When it is my turn, I bring up ISTQB The International Software Testing Qualifications Board. – if ISTQB is so successful (“300,000 testers can’t be wrong?”) then why is the last question relevant? Stefaan Luckermans, the moderator, replied that with 2.9 Million testers in the world, the certification had only reached 10%, and that’s fair, I suppose. Still, I’m not excited about the quality of testers that ISTQB turns out.

The thing I did not get to say, because of time, that I want to do is point out that ISTQB is, after all, just a response to a market demand for a 2-3 day training certification. What can a trainer really do in 2-3 days? At most, maybe, teach a single technical tool, turn the lightbulb of thinking on, or define a few terms. ISTQB defines a few terms, and it takes a few days.

The pursuit of excellent testing?

That’s the game of a lifetime.

By Matthew Heusser – matt.heusser@gmail.com for Sauce Labs

Stay tuned next week for part two of this mini series! You can follow Matt on Twitter at @mheusser.

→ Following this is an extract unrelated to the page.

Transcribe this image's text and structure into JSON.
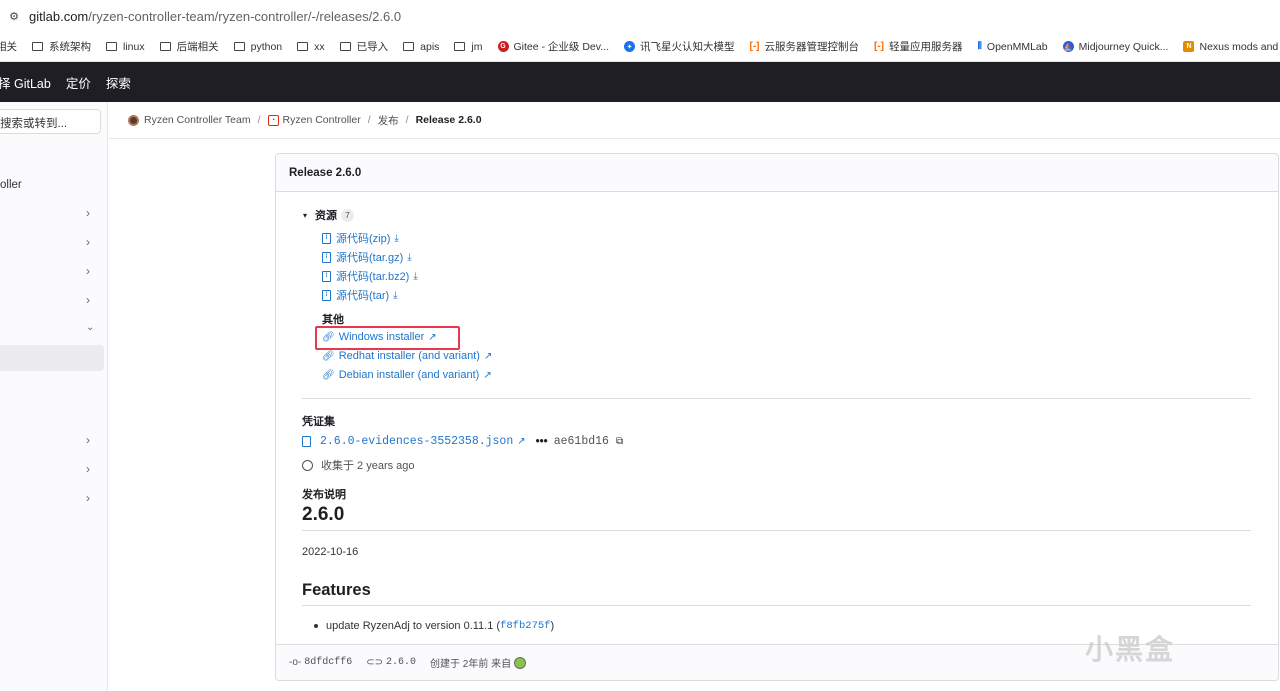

Have an idea for a blog post, webinar, or more? We want to hear from you! Submit topic ideas (or questions!) here.

Open Source Stories: Q&A with Lo-Dash

March 28th, 2014 by Bill McGee

LOAs you may already know, we LOVE open source. That’s why we created Open Sauce; a way to give open source projects the ability to test their projects for free on our cloud.

In the span of a year, we now have over 800 OSS projects testing on Sauce! To celebrate, we’re exploring some of the different projects tested on Sauce with a mini series of Q&A’s with users who have produced notable projects using Open Sauce.

Today we’re featuring an interview with John-David Dalton of Lo-Dash. Get the scoop below.

Can’t get enough of John-David?  Neither can we. You can hear him speak at Front End Ops Conf 2014. Register and get tickets now!

What is your OSS project, and what is its goal?
Lo-Dash is a utility library with an emphasis on consistency, customization, & performance.

What kind of testing does the project do, both on and off Sauce?
On Sauce we automate testing of Lo-Dash in legacy, compat, mobile, modern, & underscore builds (non-minified/minified and modularized AMD builds of each) against Lo-Dash/Underscore/Backbone unit tests. We test against IE6-11, old and new Firefox, Chrome, and Opera. We even test IE compat modes. Off Sauce we automate testing in Node, Narwhal, Phantomjs, Rhino, Rhino -require, & Ringo.

How has testing with Open Sauce helped the project?
Testing used to consist of ~2 days of manual testing. With Sauce & its paralleled jobs testing is automated to ~30 minutes.

Do you have any advice regarding testing for other open source projects?
Do it. Start small and build then pretty soon you’ll have a nice collection of tests. They’ll save you so much grief and build trust with your users/developers.

What’s next for the project?
We are building up to our v3.0 release with lots of features & some changes. Check out our roadmap https://github.com/lodash/lodash/wiki/Roadmap

How can people learn more about the project or get involved?
They can go to lodash.com or http://github.com/lodash/lodash

How have you used Open Sauce? Leave us a comment below, Tweet at us, or submit your story by way of a guest post!